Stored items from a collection
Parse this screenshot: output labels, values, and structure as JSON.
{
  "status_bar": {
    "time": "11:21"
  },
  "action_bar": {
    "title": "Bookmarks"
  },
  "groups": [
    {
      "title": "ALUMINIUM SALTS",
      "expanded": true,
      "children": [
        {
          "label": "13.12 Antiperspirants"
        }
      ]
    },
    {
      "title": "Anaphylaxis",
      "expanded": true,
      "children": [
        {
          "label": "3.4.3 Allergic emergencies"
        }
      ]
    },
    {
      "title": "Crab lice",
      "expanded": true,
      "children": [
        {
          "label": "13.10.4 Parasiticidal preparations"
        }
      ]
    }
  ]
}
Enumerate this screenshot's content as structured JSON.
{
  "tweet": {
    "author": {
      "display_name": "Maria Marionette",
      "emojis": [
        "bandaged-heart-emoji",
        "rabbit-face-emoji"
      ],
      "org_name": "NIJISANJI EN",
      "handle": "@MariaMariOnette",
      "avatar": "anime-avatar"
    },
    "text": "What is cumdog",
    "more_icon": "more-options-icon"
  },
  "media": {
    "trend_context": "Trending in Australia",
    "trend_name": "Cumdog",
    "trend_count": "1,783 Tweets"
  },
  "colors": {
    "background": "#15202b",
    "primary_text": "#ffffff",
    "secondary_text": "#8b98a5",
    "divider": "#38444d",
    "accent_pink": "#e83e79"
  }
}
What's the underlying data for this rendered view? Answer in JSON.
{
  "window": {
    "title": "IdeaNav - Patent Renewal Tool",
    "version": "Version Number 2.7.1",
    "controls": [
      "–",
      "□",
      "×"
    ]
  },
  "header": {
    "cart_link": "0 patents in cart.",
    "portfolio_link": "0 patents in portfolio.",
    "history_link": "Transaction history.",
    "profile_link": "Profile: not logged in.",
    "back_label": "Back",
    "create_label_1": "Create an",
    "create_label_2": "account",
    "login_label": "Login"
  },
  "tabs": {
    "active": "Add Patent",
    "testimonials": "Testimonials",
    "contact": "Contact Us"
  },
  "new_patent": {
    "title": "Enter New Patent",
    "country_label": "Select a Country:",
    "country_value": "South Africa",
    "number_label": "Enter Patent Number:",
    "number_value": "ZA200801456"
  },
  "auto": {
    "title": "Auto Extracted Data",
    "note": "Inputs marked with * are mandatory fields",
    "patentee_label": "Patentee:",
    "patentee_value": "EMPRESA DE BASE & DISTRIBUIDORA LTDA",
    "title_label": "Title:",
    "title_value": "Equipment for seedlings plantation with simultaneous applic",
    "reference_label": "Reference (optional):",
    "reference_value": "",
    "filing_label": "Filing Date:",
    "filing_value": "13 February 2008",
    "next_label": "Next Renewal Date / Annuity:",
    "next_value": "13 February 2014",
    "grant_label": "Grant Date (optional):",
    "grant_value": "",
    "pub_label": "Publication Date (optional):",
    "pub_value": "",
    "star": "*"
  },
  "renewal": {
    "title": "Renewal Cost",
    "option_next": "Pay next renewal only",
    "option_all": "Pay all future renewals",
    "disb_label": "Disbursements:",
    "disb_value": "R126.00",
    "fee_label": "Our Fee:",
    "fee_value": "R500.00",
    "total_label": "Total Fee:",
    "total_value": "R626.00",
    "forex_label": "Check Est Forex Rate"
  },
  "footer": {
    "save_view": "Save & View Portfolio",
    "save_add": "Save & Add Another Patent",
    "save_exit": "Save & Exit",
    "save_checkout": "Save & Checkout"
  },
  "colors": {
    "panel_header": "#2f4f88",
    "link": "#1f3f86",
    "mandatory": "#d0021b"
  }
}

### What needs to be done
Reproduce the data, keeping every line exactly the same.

### Answer to this task
Parse this screenshot: output labels, values, and structure as JSON.
{
  "status_bar": {
    "time": "11:21"
  },
  "action_bar": {
    "title": "Bookmarks"
  },
  "groups": [
    {
      "title": "ALUMINIUM SALTS",
      "expanded": true,
      "children": [
        {
          "label": "13.12 Antiperspirants"
        }
      ]
    },
    {
      "title": "Anaphylaxis",
      "expanded": true,
      "children": [
        {
          "label": "3.4.3 Allergic emergencies"
        }
      ]
    },
    {
      "title": "Crab lice",
      "expanded": true,
      "children": [
        {
          "label": "13.10.4 Parasiticidal preparations"
        }
      ]
    }
  ]
}
Enumerate this screenshot's content as structured JSON.
{
  "tweet": {
    "author": {
      "display_name": "Maria Marionette",
      "emojis": [
        "bandaged-heart-emoji",
        "rabbit-face-emoji"
      ],
      "org_name": "NIJISANJI EN",
      "handle": "@MariaMariOnette",
      "avatar": "anime-avatar"
    },
    "text": "What is cumdog",
    "more_icon": "more-options-icon"
  },
  "media": {
    "trend_context": "Trending in Australia",
    "trend_name": "Cumdog",
    "trend_count": "1,783 Tweets"
  },
  "colors": {
    "background": "#15202b",
    "primary_text": "#ffffff",
    "secondary_text": "#8b98a5",
    "divider": "#38444d",
    "accent_pink": "#e83e79"
  }
}
What's the underlying data for this rendered view? Answer in JSON.
{
  "window": {
    "title": "IdeaNav - Patent Renewal Tool",
    "version": "Version Number 2.7.1",
    "controls": [
      "–",
      "□",
      "×"
    ]
  },
  "header": {
    "cart_link": "0 patents in cart.",
    "portfolio_link": "0 patents in portfolio.",
    "history_link": "Transaction history.",
    "profile_link": "Profile: not logged in.",
    "back_label": "Back",
    "create_label_1": "Create an",
    "create_label_2": "account",
    "login_label": "Login"
  },
  "tabs": {
    "active": "Add Patent",
    "testimonials": "Testimonials",
    "contact": "Contact Us"
  },
  "new_patent": {
    "title": "Enter New Patent",
    "country_label": "Select a Country:",
    "country_value": "South Africa",
    "number_label": "Enter Patent Number:",
    "number_value": "ZA200801456"
  },
  "auto": {
    "title": "Auto Extracted Data",
    "note": "Inputs marked with * are mandatory fields",
    "patentee_label": "Patentee:",
    "patentee_value": "EMPRESA DE BASE & DISTRIBUIDORA LTDA",
    "title_label": "Title:",
    "title_value": "Equipment for seedlings plantation with simultaneous applic",
    "reference_label": "Reference (optional):",
    "reference_value": "",
    "filing_label": "Filing Date:",
    "filing_value": "13 February 2008",
    "next_label": "Next Renewal Date / Annuity:",
    "next_value": "13 February 2014",
    "grant_label": "Grant Date (optional):",
    "grant_value": "",
    "pub_label": "Publication Date (optional):",
    "pub_value": "",
    "star": "*"
  },
  "renewal": {
    "title": "Renewal Cost",
    "option_next": "Pay next renewal only",
    "option_all": "Pay all future renewals",
    "disb_label": "Disbursements:",
    "disb_value": "R126.00",
    "fee_label": "Our Fee:",
    "fee_value": "R500.00",
    "total_label": "Total Fee:",
    "total_value": "R626.00",
    "forex_label": "Check Est Forex Rate"
  },
  "footer": {
    "save_view": "Save & View Portfolio",
    "save_add": "Save & Add Another Patent",
    "save_exit": "Save & Exit",
    "save_checkout": "Save & Checkout"
  },
  "colors": {
    "panel_header": "#2f4f88",
    "link": "#1f3f86",
    "mandatory": "#d0021b"
  }
}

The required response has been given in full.